Return every line from the records below that has the word "data".

SUPPLIED INFORMATION —
===

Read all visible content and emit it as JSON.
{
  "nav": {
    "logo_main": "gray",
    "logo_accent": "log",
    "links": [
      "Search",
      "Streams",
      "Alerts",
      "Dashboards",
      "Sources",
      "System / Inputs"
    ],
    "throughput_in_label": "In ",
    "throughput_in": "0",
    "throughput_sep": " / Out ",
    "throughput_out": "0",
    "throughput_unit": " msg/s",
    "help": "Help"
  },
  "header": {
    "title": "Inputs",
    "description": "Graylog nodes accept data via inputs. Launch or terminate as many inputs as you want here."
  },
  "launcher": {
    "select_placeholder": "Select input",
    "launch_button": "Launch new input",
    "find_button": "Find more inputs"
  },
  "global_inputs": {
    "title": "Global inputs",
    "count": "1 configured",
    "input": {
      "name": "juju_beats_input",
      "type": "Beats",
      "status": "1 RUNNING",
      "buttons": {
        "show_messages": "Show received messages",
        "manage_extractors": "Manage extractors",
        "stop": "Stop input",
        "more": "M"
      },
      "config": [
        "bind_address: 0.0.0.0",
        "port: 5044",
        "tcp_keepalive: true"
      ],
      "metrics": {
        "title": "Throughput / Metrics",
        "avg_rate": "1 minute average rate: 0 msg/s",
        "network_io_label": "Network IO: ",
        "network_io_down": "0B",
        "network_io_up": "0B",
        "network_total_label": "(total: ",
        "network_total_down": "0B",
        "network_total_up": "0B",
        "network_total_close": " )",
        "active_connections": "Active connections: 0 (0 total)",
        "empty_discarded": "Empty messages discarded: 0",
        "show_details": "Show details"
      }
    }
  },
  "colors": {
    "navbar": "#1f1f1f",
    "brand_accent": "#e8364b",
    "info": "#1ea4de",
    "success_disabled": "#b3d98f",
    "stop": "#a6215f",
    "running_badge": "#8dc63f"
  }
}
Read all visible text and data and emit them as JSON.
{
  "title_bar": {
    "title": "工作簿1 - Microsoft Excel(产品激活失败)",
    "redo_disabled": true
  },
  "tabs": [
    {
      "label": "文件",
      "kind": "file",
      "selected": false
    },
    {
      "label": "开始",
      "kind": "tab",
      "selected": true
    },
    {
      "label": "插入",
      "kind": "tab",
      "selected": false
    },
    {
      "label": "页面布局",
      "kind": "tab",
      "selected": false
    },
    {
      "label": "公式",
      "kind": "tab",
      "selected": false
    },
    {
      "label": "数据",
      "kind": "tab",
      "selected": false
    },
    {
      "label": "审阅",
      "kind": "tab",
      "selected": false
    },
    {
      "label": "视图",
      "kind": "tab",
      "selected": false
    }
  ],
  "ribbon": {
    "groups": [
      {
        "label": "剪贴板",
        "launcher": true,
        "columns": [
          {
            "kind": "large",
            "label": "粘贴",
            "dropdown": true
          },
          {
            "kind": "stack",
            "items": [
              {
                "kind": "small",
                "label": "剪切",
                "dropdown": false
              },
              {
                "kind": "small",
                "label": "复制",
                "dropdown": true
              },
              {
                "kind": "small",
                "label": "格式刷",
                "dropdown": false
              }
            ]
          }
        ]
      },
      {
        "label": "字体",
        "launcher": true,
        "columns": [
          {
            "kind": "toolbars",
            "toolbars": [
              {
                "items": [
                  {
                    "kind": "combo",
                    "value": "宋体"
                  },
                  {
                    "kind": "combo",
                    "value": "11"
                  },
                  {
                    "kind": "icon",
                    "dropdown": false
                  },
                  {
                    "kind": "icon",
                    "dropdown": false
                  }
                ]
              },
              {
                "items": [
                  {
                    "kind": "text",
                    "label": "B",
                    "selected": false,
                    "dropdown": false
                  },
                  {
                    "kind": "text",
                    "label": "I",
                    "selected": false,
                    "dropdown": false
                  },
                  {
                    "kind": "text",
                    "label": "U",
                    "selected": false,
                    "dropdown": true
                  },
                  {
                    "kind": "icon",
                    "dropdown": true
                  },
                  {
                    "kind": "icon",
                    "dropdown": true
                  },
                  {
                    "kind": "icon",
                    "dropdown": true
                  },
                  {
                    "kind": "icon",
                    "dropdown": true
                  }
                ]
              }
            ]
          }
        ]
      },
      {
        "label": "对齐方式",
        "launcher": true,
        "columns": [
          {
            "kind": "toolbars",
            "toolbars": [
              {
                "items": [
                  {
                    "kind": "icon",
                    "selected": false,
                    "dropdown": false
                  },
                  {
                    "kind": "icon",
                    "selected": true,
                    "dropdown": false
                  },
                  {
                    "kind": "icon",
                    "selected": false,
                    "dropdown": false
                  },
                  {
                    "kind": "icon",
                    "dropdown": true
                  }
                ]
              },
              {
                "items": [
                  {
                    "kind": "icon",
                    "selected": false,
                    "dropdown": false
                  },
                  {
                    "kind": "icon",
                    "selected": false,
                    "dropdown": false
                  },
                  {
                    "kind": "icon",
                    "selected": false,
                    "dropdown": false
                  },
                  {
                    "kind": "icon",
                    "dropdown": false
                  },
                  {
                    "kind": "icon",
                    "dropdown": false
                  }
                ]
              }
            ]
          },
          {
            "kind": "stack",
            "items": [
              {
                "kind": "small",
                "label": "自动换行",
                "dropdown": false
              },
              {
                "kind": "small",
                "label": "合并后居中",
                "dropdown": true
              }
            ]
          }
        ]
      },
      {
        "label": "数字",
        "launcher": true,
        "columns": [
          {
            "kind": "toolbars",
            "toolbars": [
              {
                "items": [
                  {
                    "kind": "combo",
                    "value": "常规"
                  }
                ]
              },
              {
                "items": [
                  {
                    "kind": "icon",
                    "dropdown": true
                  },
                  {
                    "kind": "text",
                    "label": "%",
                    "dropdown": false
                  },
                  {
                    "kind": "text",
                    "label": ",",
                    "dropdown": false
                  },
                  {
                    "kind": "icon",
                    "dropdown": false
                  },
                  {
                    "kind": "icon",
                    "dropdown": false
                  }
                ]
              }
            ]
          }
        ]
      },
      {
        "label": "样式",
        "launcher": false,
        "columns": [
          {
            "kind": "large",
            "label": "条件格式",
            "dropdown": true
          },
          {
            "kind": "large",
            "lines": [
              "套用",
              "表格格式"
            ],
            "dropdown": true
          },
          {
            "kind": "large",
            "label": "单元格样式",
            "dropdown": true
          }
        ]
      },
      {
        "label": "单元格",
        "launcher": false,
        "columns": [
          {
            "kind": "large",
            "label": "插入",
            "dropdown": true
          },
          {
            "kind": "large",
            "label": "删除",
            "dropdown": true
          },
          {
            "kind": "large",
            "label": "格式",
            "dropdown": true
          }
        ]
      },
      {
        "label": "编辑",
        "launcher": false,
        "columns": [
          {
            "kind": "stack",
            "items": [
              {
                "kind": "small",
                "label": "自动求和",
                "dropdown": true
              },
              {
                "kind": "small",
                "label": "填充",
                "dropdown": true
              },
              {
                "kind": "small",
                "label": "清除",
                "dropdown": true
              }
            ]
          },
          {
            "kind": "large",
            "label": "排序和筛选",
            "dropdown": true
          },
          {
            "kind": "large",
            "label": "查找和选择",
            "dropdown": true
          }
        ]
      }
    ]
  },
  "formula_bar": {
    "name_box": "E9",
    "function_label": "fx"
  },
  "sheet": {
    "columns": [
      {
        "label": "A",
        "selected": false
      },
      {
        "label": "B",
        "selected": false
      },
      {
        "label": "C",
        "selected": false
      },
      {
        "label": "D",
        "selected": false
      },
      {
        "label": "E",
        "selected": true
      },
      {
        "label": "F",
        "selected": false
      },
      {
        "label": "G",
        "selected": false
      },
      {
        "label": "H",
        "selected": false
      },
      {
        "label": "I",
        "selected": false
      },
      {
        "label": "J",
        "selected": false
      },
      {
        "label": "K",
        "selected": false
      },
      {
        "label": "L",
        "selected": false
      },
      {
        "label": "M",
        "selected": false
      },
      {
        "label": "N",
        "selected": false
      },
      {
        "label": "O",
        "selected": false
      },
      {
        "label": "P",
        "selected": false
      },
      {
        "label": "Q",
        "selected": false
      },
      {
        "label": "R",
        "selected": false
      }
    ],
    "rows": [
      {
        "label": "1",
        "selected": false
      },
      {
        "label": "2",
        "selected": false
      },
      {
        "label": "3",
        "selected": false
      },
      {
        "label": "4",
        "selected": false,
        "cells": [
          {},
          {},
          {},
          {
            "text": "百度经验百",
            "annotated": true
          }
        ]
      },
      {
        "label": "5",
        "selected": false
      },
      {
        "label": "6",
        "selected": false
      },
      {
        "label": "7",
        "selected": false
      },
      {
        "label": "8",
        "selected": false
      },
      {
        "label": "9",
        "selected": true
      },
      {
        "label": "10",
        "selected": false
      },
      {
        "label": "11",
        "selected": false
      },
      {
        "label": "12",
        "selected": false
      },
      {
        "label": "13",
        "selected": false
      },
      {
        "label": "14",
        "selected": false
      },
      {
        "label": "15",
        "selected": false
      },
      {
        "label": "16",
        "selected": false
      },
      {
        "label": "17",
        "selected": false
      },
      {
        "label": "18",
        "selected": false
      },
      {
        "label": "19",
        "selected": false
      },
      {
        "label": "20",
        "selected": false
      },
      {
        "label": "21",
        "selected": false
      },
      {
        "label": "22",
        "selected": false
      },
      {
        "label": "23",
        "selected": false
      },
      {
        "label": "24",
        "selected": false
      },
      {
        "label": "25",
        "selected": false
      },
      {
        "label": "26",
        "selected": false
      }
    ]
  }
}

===

WRITTEN RESPONSE —
    "description": "Graylog nodes accept data via inputs. Launch or terminate as many inputs as you want here."
Read all visible text and data and emit them as JSON.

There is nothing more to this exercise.